- [Aim of the task] Check each line of the material below for "Projects". Report how many have it, with no other words.

- Opening Delimiter -

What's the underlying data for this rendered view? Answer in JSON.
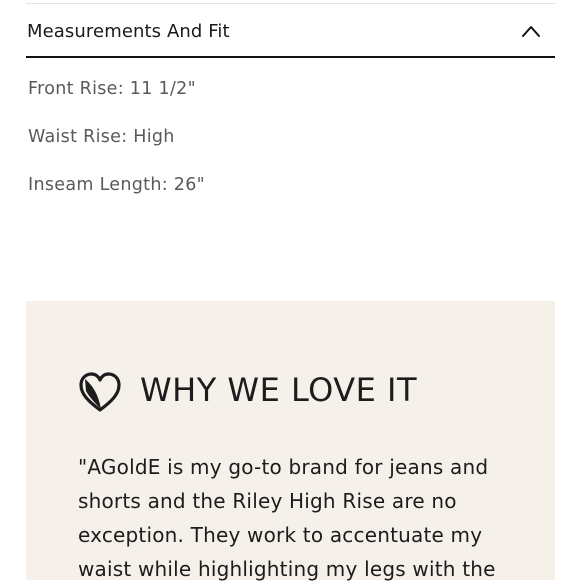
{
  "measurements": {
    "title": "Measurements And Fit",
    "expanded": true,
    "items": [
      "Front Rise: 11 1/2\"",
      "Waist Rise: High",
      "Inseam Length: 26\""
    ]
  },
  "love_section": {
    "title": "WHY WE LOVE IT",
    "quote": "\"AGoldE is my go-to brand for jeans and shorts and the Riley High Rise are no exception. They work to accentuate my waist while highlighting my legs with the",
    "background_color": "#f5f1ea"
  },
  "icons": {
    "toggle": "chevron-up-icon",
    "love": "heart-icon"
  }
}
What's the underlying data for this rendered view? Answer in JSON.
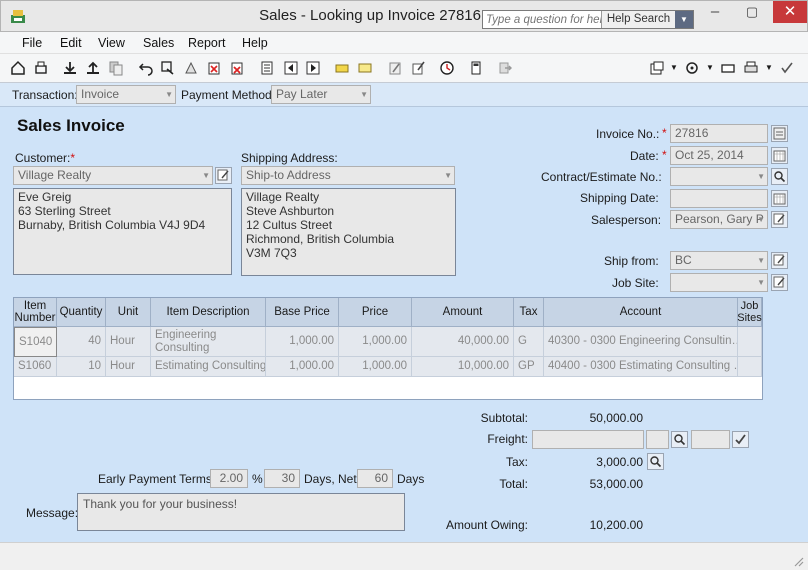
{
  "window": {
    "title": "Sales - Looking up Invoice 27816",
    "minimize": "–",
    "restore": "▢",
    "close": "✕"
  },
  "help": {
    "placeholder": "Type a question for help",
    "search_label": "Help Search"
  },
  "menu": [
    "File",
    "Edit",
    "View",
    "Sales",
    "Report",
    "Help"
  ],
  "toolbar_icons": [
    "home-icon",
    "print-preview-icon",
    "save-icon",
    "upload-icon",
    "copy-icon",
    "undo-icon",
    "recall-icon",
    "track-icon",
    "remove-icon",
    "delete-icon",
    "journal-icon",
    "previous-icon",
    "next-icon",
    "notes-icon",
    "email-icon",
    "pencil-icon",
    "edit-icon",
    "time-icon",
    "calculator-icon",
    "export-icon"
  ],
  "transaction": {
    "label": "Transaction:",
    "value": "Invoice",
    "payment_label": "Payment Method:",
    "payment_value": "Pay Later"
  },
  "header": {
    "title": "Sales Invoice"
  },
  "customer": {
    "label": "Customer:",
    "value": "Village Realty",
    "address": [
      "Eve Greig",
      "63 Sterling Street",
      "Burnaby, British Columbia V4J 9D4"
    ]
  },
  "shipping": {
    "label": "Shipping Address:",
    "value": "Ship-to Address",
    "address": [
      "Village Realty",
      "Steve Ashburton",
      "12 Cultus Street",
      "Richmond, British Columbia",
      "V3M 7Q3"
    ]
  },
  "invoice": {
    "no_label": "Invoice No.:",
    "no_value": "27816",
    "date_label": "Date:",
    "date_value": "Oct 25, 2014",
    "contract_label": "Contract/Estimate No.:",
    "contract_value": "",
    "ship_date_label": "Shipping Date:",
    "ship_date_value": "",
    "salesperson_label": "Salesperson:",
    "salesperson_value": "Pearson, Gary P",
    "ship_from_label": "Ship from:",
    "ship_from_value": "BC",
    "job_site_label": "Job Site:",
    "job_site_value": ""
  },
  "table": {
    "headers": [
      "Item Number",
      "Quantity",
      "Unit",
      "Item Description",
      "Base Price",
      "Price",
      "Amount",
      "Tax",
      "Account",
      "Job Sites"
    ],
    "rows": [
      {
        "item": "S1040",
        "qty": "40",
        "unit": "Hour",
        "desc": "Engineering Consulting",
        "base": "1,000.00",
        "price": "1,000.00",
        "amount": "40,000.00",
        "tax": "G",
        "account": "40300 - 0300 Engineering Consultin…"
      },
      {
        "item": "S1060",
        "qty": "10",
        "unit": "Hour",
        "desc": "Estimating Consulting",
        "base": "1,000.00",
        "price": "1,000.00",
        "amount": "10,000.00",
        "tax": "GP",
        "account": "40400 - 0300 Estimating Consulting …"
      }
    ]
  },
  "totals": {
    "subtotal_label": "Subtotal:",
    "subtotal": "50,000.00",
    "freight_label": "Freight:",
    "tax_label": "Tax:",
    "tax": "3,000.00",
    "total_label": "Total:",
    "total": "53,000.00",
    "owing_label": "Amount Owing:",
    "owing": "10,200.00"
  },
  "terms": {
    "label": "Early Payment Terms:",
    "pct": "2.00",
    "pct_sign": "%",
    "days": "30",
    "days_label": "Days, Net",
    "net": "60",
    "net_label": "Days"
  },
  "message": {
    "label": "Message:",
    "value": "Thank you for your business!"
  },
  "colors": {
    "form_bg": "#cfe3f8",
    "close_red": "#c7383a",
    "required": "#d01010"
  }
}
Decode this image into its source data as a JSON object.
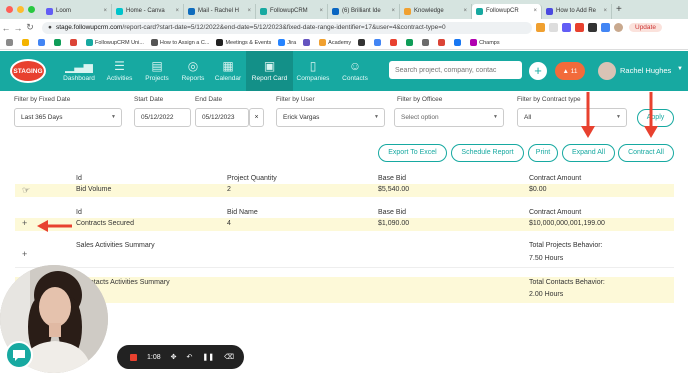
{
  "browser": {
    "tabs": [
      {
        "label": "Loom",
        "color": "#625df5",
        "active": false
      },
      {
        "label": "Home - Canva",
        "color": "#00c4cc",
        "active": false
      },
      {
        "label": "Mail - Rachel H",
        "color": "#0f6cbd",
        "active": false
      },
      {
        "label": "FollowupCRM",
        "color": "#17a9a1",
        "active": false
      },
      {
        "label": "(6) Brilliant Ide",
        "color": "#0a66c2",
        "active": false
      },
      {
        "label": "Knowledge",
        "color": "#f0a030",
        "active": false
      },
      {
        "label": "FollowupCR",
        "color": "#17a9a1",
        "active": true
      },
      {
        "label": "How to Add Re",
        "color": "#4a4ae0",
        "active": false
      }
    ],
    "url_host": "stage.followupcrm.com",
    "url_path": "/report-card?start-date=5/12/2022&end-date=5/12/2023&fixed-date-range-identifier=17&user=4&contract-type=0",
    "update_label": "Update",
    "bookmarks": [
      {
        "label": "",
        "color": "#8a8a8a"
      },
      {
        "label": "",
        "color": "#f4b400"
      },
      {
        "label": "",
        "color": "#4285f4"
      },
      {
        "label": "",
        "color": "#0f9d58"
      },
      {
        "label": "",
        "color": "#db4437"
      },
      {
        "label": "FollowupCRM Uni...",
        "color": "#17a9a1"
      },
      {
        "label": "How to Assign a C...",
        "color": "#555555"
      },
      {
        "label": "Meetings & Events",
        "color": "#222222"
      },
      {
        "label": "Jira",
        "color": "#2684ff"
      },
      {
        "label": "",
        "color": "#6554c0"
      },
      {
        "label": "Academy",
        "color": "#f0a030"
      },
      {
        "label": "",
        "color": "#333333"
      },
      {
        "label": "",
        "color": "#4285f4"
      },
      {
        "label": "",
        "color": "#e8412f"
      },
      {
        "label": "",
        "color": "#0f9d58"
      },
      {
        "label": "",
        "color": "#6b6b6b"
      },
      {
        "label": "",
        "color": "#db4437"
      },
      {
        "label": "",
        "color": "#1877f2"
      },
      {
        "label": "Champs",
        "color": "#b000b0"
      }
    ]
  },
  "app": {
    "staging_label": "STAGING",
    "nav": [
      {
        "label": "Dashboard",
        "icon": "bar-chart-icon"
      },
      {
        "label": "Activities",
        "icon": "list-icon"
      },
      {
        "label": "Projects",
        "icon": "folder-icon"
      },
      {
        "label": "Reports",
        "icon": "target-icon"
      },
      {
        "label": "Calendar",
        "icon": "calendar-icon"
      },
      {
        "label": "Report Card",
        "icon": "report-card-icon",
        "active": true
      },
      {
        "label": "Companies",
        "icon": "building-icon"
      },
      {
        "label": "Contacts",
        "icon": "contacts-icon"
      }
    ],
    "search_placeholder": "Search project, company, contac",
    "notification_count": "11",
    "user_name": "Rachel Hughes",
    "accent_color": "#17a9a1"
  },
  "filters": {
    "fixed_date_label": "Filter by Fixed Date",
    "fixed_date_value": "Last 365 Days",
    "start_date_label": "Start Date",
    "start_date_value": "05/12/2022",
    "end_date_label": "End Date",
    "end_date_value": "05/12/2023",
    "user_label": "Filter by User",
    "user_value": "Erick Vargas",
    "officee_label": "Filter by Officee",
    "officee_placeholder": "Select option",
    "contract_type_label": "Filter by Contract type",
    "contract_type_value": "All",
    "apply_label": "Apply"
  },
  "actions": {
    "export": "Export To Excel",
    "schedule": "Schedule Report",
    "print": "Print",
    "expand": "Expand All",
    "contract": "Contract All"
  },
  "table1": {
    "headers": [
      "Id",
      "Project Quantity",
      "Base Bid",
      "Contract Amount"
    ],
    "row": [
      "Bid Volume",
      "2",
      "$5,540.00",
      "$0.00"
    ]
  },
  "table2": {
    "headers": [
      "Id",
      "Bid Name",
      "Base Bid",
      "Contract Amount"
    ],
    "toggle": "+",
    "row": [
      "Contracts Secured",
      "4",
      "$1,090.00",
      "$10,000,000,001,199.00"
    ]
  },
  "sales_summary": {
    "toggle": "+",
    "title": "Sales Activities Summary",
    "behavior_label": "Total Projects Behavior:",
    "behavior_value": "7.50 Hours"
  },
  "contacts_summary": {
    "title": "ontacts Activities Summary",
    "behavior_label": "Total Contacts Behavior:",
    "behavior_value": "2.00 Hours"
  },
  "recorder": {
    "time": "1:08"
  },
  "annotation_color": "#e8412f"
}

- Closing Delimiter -

- [Output for this exercise] 2